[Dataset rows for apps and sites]
————
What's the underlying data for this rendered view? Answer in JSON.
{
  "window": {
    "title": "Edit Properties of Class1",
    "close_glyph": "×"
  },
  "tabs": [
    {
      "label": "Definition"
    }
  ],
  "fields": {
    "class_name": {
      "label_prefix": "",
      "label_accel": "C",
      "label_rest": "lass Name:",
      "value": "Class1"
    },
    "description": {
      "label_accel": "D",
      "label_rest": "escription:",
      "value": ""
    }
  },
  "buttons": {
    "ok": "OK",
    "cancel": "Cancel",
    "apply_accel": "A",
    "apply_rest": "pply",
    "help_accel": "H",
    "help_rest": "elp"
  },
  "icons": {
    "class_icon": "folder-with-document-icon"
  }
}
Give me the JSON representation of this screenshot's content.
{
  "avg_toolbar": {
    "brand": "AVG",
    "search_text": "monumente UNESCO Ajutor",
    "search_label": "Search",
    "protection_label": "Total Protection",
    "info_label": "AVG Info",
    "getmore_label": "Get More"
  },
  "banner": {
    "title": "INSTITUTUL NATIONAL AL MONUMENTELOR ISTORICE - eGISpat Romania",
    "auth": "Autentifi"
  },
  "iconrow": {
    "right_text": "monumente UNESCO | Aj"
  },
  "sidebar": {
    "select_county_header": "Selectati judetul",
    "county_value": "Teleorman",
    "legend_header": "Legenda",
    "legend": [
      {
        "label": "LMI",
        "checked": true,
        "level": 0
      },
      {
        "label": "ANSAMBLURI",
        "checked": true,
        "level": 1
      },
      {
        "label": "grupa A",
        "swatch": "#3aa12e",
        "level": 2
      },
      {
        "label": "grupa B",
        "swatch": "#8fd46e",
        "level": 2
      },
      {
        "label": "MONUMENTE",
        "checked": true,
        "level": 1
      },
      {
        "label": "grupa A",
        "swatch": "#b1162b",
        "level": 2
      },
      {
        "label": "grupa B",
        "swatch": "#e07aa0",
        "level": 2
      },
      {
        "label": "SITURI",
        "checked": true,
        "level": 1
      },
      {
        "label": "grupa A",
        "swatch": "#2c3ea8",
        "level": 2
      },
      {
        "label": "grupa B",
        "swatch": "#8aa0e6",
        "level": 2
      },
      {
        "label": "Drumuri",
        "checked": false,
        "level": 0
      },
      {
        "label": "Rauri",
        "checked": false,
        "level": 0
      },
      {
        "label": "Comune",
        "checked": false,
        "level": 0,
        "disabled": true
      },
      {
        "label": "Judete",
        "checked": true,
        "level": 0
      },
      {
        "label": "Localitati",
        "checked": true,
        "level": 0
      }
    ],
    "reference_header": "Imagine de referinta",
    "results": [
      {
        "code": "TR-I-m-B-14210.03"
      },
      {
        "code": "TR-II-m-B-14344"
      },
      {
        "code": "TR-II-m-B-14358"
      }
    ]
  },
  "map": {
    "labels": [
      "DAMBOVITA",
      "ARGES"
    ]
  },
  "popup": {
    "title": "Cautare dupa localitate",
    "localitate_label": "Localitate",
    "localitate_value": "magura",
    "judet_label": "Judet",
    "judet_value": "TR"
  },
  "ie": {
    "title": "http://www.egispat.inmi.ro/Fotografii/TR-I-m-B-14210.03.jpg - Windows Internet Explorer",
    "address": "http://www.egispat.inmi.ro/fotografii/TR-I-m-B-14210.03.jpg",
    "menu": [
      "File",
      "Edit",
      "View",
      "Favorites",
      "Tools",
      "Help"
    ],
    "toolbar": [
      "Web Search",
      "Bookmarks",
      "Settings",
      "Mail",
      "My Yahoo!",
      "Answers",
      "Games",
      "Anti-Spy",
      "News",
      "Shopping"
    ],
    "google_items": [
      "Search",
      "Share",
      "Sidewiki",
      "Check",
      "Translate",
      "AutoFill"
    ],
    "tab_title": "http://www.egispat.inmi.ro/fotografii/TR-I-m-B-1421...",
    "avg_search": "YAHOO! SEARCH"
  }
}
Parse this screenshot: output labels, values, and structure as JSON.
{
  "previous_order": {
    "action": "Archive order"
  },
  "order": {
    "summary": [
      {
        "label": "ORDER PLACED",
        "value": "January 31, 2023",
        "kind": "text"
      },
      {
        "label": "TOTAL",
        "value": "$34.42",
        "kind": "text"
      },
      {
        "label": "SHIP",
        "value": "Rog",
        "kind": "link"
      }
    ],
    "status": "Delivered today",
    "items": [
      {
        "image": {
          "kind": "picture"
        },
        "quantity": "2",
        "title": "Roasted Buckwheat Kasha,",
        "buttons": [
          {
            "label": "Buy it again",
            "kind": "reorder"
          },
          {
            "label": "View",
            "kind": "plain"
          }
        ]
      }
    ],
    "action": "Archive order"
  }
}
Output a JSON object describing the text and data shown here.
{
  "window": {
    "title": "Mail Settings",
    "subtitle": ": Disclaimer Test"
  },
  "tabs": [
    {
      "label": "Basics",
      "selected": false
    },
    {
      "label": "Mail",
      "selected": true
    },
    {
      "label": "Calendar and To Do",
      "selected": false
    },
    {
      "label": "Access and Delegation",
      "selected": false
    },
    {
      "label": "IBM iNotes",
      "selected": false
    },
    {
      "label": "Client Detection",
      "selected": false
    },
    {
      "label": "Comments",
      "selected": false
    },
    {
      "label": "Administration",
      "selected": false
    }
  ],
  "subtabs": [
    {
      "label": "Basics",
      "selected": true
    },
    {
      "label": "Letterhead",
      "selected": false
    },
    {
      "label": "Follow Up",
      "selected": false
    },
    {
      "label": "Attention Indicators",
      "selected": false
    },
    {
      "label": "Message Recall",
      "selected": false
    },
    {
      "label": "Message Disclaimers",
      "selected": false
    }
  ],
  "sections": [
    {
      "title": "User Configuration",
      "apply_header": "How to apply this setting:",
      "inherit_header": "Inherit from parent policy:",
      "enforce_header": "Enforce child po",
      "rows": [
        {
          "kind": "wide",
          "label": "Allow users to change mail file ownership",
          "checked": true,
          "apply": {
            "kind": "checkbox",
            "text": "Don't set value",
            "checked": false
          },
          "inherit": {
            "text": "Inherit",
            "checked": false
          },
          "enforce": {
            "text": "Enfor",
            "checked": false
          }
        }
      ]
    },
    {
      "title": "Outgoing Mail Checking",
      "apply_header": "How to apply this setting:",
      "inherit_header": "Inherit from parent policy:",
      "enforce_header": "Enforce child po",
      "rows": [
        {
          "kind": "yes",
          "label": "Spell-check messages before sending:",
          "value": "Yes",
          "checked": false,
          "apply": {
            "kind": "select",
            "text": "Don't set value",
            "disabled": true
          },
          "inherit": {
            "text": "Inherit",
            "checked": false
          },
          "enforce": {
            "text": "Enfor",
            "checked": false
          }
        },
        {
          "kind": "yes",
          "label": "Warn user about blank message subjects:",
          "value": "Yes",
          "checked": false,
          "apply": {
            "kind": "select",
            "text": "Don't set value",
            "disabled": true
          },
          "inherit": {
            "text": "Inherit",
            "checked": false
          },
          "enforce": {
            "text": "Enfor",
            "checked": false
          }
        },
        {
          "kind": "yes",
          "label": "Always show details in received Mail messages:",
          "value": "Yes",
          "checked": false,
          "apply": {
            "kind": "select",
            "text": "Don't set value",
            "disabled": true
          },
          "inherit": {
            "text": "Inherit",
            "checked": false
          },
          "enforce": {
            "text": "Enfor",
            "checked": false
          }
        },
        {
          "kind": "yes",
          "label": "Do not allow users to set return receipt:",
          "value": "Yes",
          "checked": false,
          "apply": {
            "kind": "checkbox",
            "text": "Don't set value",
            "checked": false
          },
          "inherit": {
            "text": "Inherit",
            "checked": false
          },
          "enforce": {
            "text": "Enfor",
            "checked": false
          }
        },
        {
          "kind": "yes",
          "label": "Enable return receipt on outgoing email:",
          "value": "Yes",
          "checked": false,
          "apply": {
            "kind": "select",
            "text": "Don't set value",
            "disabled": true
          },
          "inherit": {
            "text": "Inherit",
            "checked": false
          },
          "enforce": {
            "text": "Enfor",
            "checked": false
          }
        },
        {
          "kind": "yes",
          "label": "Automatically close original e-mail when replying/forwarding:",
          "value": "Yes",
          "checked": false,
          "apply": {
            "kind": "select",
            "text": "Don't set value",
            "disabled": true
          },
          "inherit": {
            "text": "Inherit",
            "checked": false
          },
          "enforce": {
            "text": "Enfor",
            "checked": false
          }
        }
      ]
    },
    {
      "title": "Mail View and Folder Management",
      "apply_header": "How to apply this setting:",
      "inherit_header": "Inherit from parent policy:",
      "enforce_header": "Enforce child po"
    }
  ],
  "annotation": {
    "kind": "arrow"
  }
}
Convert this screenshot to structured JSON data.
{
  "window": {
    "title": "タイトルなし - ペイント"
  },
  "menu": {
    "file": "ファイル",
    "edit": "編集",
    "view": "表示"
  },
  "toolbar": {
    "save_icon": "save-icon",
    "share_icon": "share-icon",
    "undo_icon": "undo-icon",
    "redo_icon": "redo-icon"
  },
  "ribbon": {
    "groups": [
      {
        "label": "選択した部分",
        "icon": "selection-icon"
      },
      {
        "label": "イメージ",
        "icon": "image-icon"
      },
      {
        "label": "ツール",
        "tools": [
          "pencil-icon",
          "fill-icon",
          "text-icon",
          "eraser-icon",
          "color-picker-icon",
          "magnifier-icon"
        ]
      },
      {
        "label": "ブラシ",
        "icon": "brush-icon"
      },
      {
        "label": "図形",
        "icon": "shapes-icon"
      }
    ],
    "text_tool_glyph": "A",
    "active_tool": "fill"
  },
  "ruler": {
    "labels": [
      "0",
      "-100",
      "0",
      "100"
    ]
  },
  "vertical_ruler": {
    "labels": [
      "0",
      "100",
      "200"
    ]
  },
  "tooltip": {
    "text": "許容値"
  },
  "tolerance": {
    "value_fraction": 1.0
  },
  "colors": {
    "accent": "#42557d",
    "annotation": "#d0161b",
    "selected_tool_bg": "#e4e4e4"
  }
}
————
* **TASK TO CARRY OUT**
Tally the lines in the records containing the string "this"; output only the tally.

* **WRITTEN ANSWER**
7